▶ **Aim of the exercise**: With "content" as the search word, show every line of the material that has it.

———

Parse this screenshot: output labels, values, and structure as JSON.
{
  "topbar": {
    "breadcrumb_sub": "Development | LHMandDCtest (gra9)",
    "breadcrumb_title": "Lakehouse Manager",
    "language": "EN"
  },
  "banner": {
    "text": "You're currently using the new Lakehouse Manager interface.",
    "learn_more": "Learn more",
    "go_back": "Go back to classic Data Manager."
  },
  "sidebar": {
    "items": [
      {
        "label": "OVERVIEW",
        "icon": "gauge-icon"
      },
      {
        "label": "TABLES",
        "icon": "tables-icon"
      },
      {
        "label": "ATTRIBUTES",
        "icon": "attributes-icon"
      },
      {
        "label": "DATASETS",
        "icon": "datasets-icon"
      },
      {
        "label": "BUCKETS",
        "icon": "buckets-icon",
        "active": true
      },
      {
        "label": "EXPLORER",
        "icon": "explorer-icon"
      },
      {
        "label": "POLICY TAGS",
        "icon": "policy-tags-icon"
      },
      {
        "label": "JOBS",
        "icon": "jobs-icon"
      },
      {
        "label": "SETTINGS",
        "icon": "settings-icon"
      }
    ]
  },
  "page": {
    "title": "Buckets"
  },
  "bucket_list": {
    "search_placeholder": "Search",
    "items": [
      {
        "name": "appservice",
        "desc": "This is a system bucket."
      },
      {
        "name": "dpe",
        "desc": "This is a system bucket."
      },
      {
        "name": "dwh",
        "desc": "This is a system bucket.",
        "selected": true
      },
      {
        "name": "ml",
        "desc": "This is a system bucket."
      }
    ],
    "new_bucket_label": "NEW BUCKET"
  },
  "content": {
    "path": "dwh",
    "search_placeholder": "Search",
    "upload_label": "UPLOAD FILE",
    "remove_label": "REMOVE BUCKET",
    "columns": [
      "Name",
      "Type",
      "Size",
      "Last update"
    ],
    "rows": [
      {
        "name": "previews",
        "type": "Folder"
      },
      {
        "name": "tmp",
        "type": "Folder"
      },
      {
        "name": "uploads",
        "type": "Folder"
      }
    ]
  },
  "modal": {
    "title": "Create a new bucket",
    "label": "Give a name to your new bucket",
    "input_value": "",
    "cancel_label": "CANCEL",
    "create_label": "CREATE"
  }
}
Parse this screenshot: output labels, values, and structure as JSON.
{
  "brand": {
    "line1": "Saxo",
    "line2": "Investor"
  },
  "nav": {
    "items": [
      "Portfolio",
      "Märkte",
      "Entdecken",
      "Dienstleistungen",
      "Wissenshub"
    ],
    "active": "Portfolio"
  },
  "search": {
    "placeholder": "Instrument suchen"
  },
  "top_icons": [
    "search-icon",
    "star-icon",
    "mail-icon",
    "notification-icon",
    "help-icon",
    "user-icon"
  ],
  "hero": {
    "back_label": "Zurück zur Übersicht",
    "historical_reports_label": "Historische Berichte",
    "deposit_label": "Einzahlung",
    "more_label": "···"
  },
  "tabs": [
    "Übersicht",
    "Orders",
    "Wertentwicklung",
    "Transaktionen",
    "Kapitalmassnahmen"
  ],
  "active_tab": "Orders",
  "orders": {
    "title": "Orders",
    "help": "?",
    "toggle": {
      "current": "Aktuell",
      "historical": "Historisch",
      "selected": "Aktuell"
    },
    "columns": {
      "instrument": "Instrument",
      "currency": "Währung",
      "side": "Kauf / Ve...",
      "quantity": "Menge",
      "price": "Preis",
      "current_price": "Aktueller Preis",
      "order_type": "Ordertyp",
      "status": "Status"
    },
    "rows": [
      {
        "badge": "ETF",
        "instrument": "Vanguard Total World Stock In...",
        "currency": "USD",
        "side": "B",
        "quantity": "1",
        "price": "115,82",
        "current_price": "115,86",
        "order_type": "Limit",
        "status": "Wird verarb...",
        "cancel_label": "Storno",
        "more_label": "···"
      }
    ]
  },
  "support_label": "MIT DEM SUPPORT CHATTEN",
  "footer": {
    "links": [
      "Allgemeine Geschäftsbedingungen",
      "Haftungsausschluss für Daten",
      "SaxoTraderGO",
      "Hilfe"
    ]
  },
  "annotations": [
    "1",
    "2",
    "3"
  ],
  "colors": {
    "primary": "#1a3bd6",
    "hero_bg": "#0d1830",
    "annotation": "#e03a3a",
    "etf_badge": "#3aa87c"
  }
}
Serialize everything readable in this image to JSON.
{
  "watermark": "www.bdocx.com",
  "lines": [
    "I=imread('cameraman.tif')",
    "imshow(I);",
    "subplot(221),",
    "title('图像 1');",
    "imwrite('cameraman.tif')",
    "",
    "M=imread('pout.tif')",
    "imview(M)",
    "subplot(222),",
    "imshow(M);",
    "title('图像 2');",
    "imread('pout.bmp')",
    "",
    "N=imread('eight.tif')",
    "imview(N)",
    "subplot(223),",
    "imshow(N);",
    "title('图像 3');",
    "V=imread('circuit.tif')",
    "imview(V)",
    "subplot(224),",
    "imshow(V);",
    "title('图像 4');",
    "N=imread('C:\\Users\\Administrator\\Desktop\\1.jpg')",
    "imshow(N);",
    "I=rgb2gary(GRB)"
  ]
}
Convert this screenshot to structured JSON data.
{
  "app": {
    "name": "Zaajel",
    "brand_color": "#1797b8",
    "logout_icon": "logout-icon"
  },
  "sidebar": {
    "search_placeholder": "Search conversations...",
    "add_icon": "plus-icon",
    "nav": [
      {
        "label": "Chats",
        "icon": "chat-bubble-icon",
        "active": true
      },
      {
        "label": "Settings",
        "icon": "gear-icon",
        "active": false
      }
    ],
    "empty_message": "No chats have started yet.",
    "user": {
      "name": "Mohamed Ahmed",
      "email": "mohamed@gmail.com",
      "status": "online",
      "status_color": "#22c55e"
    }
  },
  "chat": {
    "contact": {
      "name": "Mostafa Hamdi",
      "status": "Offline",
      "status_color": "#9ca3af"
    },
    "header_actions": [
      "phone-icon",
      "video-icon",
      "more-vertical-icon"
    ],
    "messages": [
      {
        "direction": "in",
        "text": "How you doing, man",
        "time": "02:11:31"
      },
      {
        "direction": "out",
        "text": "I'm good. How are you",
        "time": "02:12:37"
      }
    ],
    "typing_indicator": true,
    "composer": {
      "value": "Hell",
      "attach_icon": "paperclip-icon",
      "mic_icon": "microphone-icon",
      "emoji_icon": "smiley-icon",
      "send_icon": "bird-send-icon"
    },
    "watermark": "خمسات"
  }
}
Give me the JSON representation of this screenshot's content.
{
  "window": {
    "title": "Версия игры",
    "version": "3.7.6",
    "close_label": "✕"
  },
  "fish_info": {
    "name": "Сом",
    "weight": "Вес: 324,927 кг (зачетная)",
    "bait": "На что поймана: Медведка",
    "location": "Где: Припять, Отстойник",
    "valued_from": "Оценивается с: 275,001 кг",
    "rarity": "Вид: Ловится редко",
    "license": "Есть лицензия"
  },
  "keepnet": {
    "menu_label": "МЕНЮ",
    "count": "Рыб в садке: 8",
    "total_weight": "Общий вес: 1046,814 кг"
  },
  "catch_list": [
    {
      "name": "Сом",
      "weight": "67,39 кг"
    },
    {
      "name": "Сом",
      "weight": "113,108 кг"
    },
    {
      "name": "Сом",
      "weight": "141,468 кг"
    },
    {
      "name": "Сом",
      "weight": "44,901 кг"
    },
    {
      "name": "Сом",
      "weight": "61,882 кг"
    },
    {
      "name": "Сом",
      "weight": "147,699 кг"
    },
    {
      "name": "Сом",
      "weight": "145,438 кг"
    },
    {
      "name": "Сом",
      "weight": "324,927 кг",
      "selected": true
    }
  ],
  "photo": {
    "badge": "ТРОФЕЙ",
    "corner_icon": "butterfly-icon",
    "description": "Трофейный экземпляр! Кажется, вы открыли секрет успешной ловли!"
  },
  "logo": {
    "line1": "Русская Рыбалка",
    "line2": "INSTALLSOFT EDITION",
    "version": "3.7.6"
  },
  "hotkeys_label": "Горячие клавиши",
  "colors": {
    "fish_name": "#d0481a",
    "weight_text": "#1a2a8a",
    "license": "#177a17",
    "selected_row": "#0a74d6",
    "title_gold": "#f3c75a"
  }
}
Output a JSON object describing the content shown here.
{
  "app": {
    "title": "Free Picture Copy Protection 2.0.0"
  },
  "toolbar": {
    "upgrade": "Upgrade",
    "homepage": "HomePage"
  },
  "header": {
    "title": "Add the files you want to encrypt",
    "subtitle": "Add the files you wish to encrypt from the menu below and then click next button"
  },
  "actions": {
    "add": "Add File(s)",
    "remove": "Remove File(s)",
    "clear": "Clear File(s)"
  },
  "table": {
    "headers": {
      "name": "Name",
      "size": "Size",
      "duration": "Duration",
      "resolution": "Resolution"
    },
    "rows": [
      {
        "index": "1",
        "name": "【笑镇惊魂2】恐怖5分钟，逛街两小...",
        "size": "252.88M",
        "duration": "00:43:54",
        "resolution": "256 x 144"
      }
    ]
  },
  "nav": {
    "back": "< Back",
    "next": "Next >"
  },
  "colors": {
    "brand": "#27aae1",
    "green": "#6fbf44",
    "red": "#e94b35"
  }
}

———

▶ **Response box**:
  "content": {
Give me the JSON representation of this screenshot's content.
Output a JSON object describing the content shown here.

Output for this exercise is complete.